Use of robots to improve patients' treatment and throughput
Reporter: Arpi Thukral, MD MPH
The Abramson Cancer Center of the University of Pennsylvania
Last Modified: May 12, 2011
Presenter: Regis Ferrand Presenter's Affiliation: Institut Curie-Centre de Protontherapie d'Orsay
The purpose of this presentation was to provide an overview of the 15-20 year history of the use of robotic couches at Institut Curie-Centre de Protontherapie d'Orsay (CPO).
In the past 15 years, use of robotic positioning has developed tremendously in radiation therapy, particularly in particle therapy.
The challenge of robotic positioning is that it must be fast and precise.
Need 6 degrees of freedom, long range motion <0.5 mm, with smooth trajectories
Need high repeatibility for QA checks and calibration
Short range of motion: 0.2 mm
Ability to load/unload patient
Need to use a combination of fields
Fast detection of unexpected motion
Collision avoidance/back to safe position
History of robots
Before 1990: prototypes: MGH/HCL chair or eye chairs (CPO, PSI, MGH, Nice)

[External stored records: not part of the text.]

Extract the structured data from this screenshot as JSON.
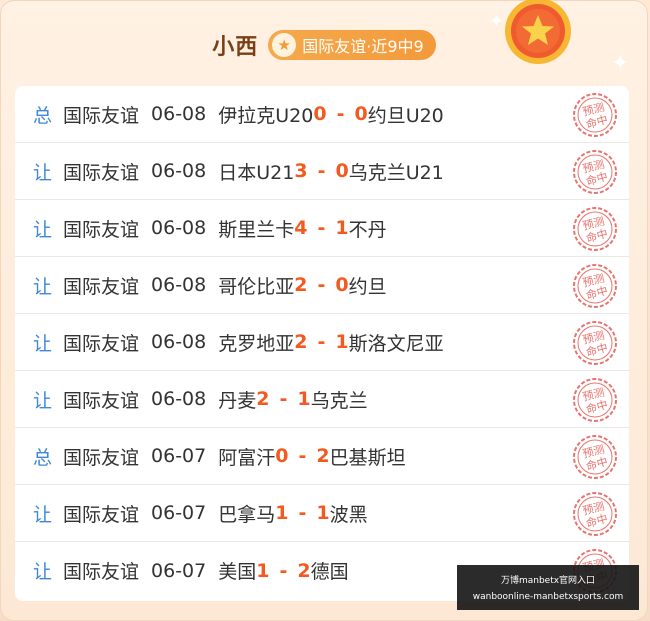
{
  "header": {
    "author": "小西",
    "badge_text": "国际友谊·近9中9",
    "badge_icon": "star-icon"
  },
  "stamp_text": "预测命中",
  "colors": {
    "tag": "#3f88d9",
    "score": "#f25a1f",
    "stamp": "#e8736e",
    "badge": "#f39a3a"
  },
  "records": [
    {
      "tag": "总",
      "league": "国际友谊",
      "date": "06-08",
      "home": "伊拉克U20",
      "home_score": "0",
      "sep": "-",
      "away_score": "0",
      "away": "约旦U20"
    },
    {
      "tag": "让",
      "league": "国际友谊",
      "date": "06-08",
      "home": "日本U21",
      "home_score": "3",
      "sep": "-",
      "away_score": "0",
      "away": "乌克兰U21"
    },
    {
      "tag": "让",
      "league": "国际友谊",
      "date": "06-08",
      "home": "斯里兰卡",
      "home_score": "4",
      "sep": "-",
      "away_score": "1",
      "away": "不丹"
    },
    {
      "tag": "让",
      "league": "国际友谊",
      "date": "06-08",
      "home": "哥伦比亚",
      "home_score": "2",
      "sep": "-",
      "away_score": "0",
      "away": "约旦"
    },
    {
      "tag": "让",
      "league": "国际友谊",
      "date": "06-08",
      "home": "克罗地亚",
      "home_score": "2",
      "sep": "-",
      "away_score": "1",
      "away": "斯洛文尼亚"
    },
    {
      "tag": "让",
      "league": "国际友谊",
      "date": "06-08",
      "home": "丹麦",
      "home_score": "2",
      "sep": "-",
      "away_score": "1",
      "away": "乌克兰"
    },
    {
      "tag": "总",
      "league": "国际友谊",
      "date": "06-07",
      "home": "阿富汗",
      "home_score": "0",
      "sep": "-",
      "away_score": "2",
      "away": "巴基斯坦"
    },
    {
      "tag": "让",
      "league": "国际友谊",
      "date": "06-07",
      "home": "巴拿马",
      "home_score": "1",
      "sep": "-",
      "away_score": "1",
      "away": "波黑"
    },
    {
      "tag": "让",
      "league": "国际友谊",
      "date": "06-07",
      "home": "美国",
      "home_score": "1",
      "sep": "-",
      "away_score": "2",
      "away": "德国"
    }
  ],
  "watermark": {
    "line1": "万博manbetx官网入口",
    "line2": "wanboonline-manbetxsports.com"
  }
}
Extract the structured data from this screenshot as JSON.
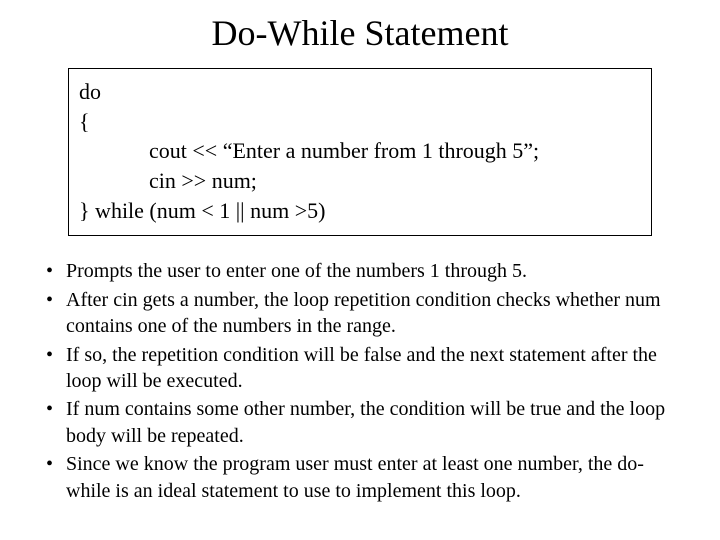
{
  "title": "Do-While Statement",
  "code": {
    "l1": "do",
    "l2": "{",
    "l3": "cout << “Enter a number from 1 through 5”;",
    "l4": "cin >> num;",
    "l5": "} while (num < 1 || num >5)"
  },
  "bullets": [
    " Prompts the user to enter one of the numbers 1 through 5.",
    "After cin gets a number, the loop repetition condition checks whether num contains one of the numbers in the range.",
    "If so, the repetition condition will be false and the next statement after the loop will be executed.",
    "If num contains some other number, the condition will be true and the loop body will be repeated.",
    "Since we know the program user must enter at least one number, the do-while is an ideal statement to use to implement this loop."
  ]
}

1995-2003 – 6 axis robot based (ex. MPRI)
2003-2009 – Scara-based, hexapode based
2010 – new hybrid designs (Poros PPS, Toshiba PPS)
Extended use of robots besides patient postioning:
MPRI snouth changer
Trolleys (PSI, automated in Essen)
Use of robots to calibrate devices inside the treatment room
Chair and couch
The CPO modest experience of 20 years:
The CPO has been working on 4 different robots since 1990. These include:
Hexapodes (original in 1991 and new version in 2006)
accuracy <0.2 mm with limited range through +/- 10 degrees
2006 version has 360 degree vertical rotation
not ideal for long range motion
6 axis based (1995)
accuracy approx 3 mm
The biggest advantage of this type is repeatibility.
Scara based (Forte/Procure)
Approx 0.5 mm precision
New pit free prototype
Developed within the frame of a research project.
Intrinisic high precision (+/- 0.5 mm accuracy over long range movements)
Ability to align patient inside and outside room
Water tank permanently ready to use
Lessons learned from 20 year experience at CPO:
Except for hexapode, the intrinsic precision is NOT sufficient
Calibration is mandatory and takes time.
Robot has high potential and is designed for guidance.
Has incredible robustness (only 3 problems in 15 years at CPO, likely due to neutrons)
New robotic concepts: (ex. Poros prototype, patented):
Increased working envelope
Intrinsic precision enhanced
Reduced cycle (20 ms) – dynamic motion
Hardware redundant saftely systems
Natural ability for: alignment inside/outside and adaptive therapy
Simultaneous multi-PAS guidance
Definition of true postioning strategy at the OIS level.
To compare proton and proton treatment, we need to dramatically improve the treatment process for protons (and not only the beam).
Robotic patient positioners have proven their potential to play a key role in this process.
However, there are still many advances that need to be made in this field for proton therapy.
The author of this presentation clearly highlighted the history and advances made in the last 2 decades regarding the use of robotic technology to improve patient treatment and throughput in the proton arena.
Robots play a key role in patient positioning, which in turn translates to greater efficiency in patient throughput.
From this overview, we are able to assess the value and limitations of robotic patient positioning. This will help guide the development of future robotic technology for particle therapy.
Future studies may focus not only on improving this technology, but also advancing it in terms of image guidance, safety and dynamic motion.
Furthermore, efforts to adapt a global positioning process to specific clinical protocols are underway.
Mar 7, 2014 - Robot-assisted radical prostatectomy is associated with improved surgical margin status compared with open radical prostatectomy for intermediate- and high-risk disease and with less use of additional cancer therapy, according to a study published online March 4 in European Urology.